Lloyd Webber (1914-82) was born in London. The son of William Charles Henry Webber, a self-employed plumber, he was fortunate, from a musical point of view, that his father was a keen organ 'buff'. By the age of 14, William Lloyd Webber had already become a well-known organ recitalist, giving frequent performances at many important churches and cathedrals throughout Great Britain. He won an organ scholarship to Mercers' School, later winning a further scholarship to study at the Royal College of Music where he studied with Ralph Vaughan Williams and gained his FRCO diploma at nineteen. Because there was already another student at the college with the name William Webber, William continued to use his second middle name 'Lloyd' from then on as part of his name. Parallel to his activities as an organist, he began to compose, and several interesting works date from this early period including Fantasy Trio of 1936. Although the Second World War interrupted his composition (he was organist and choirmaster at All Saints, Margaret Street, London throughout the war) its ending marked the beginning of Lloyd Webber's most prolific years as a composer. In 1938, he was appointed organist and choirmaster of All Saints, later moving to Westminster Central Hall, London, one of the most significant Methodist churches in the United Kingdom. His first compositions developed in the 1930s. This piece is the 5th of "Six Interludes on Christmas Carols". I think it came out very well on this organ. It's "not English", but still worked very well. The entire piece (except for the theme) is played on the enclosed Bovenwerk and uses only the 8' stops. The opening theme (NOT part of the score) is played an octave lower on the Gemshoorn 4' of the Hoofdwerk.

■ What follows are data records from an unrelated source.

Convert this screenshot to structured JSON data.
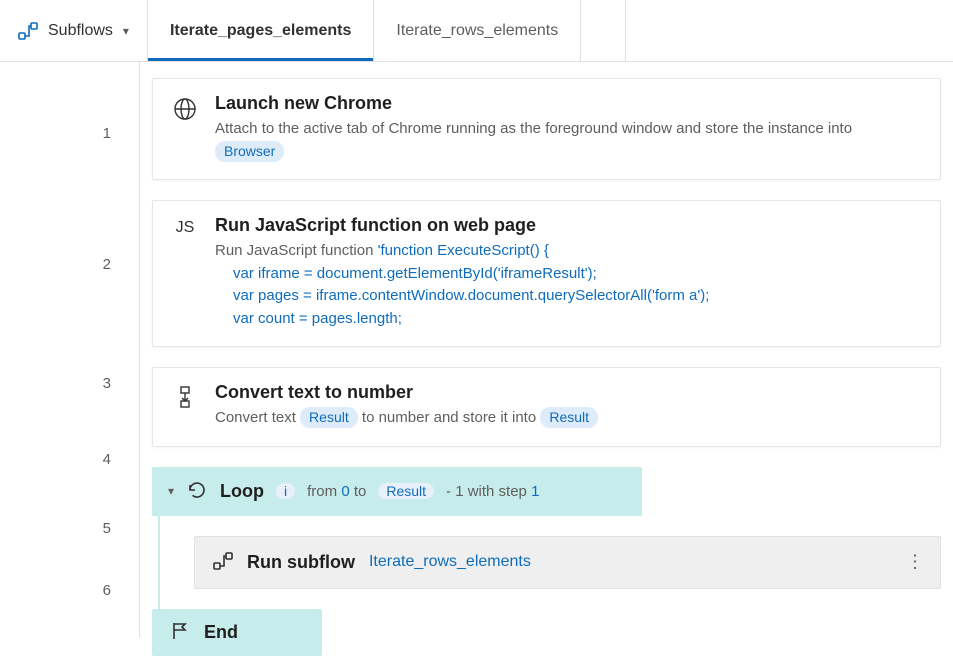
{
  "header": {
    "subflows_label": "Subflows"
  },
  "tabs": [
    {
      "label": "Iterate_pages_elements",
      "active": true
    },
    {
      "label": "Iterate_rows_elements",
      "active": false
    }
  ],
  "lines": [
    "1",
    "2",
    "3",
    "4",
    "5",
    "6"
  ],
  "action1": {
    "title": "Launch new Chrome",
    "desc_pre": "Attach to the active tab of Chrome running as the foreground window and store the instance into ",
    "var": "Browser"
  },
  "action2": {
    "title": "Run JavaScript function on web page",
    "desc_pre": "Run JavaScript function ",
    "code_head": "'function ExecuteScript() {",
    "code_line1": "var iframe = document.getElementById('iframeResult');",
    "code_line2": "var pages = iframe.contentWindow.document.querySelectorAll('form  a');",
    "code_line3": "var count = pages.length;"
  },
  "action3": {
    "title": "Convert text to number",
    "desc_pre": "Convert text ",
    "var1": "Result",
    "desc_mid": " to number and store it into ",
    "var2": "Result"
  },
  "loop": {
    "title": "Loop",
    "iter_var": "i",
    "from_label": "from",
    "from_value": "0",
    "to_label": "to",
    "to_var": "Result",
    "suffix": "- 1 with step",
    "step": "1"
  },
  "subflow_action": {
    "title": "Run subflow",
    "link": "Iterate_rows_elements"
  },
  "end": {
    "label": "End"
  }
}
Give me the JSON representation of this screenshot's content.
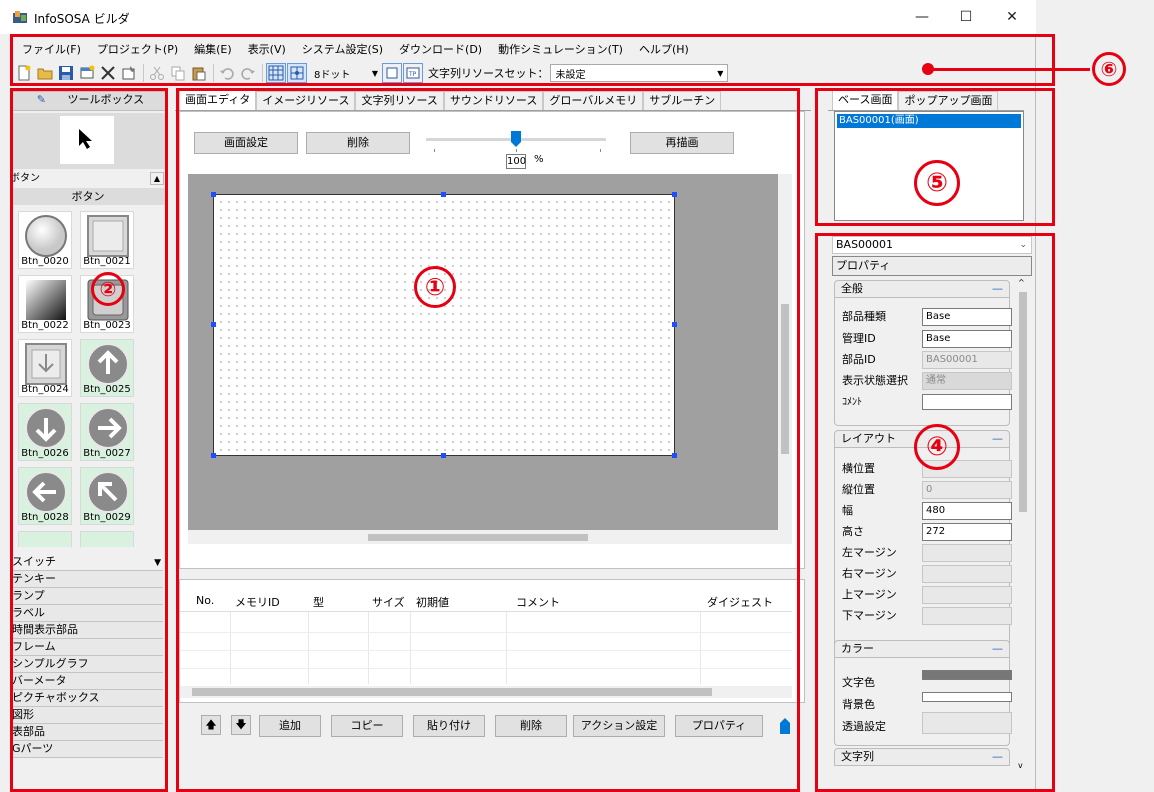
{
  "window": {
    "title": "InfoSOSA ビルダ",
    "minimize": "—",
    "maximize": "☐",
    "close": "✕"
  },
  "menu": [
    "ファイル(F)",
    "プロジェクト(P)",
    "編集(E)",
    "表示(V)",
    "システム設定(S)",
    "ダウンロード(D)",
    "動作シミュレーション(T)",
    "ヘルプ(H)"
  ],
  "toolbar": {
    "grid_select": "8ドット",
    "resource_label": "文字列リソースセット：",
    "resource_value": "未設定"
  },
  "toolbox": {
    "title": "ツールボックス",
    "group": "ボタン",
    "group_header": "ボタン",
    "buttons": [
      "Btn_0020",
      "Btn_0021",
      "Btn_0022",
      "Btn_0023",
      "Btn_0024",
      "Btn_0025",
      "Btn_0026",
      "Btn_0027",
      "Btn_0028",
      "Btn_0029"
    ],
    "categories": [
      "スイッチ",
      "テンキー",
      "ランプ",
      "ラベル",
      "時間表示部品",
      "フレーム",
      "シンプルグラフ",
      "バーメータ",
      "ピクチャボックス",
      "図形",
      "表部品",
      "Gパーツ"
    ]
  },
  "editor": {
    "tabs": [
      "画面エディタ",
      "イメージリソース",
      "文字列リソース",
      "サウンドリソース",
      "グローバルメモリ",
      "サブルーチン"
    ],
    "btn_screen_settings": "画面設定",
    "btn_delete": "削除",
    "btn_redraw": "再描画",
    "zoom_value": "100",
    "zoom_unit": "%",
    "zoom_fraction": 0.5
  },
  "memory": {
    "columns": [
      "No.",
      "メモリID",
      "型",
      "サイズ",
      "初期値",
      "コメント",
      "ダイジェスト"
    ],
    "buttons": [
      "追加",
      "コピー",
      "貼り付け",
      "削除",
      "アクション設定",
      "プロパティ"
    ]
  },
  "screens": {
    "tabs": [
      "ベース画面",
      "ポップアップ画面"
    ],
    "items": [
      "BAS00001(画面)"
    ]
  },
  "properties": {
    "selector": "BAS00001",
    "header": "プロパティ",
    "general": {
      "title": "全般",
      "part_type_label": "部品種類",
      "part_type": "Base",
      "manage_id_label": "管理ID",
      "manage_id": "Base",
      "part_id_label": "部品ID",
      "part_id": "BAS00001",
      "display_state_label": "表示状態選択",
      "display_state": "通常",
      "comment_label": "ｺﾒﾝﾄ"
    },
    "layout": {
      "title": "レイアウト",
      "x_label": "横位置",
      "y_label": "縦位置",
      "y_value": "0",
      "width_label": "幅",
      "width": "480",
      "height_label": "高さ",
      "height": "272",
      "left_margin": "左マージン",
      "right_margin": "右マージン",
      "top_margin": "上マージン",
      "bottom_margin": "下マージン"
    },
    "color": {
      "title": "カラー",
      "text_color": "文字色",
      "bg_color": "背景色",
      "transparency": "透過設定"
    },
    "string": {
      "title": "文字列"
    }
  },
  "annotations": [
    "①",
    "②",
    "④",
    "⑤",
    "⑥"
  ],
  "colors": {
    "accent": "#e60012",
    "selection": "#0078d7",
    "canvas_bg": "#a0a0a0"
  }
}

I've posted these two pieces based on the "Coventry Carol" since December 28th is Holy Innocents' Day. (For more info, see the Sumsion "Coventry Carol".)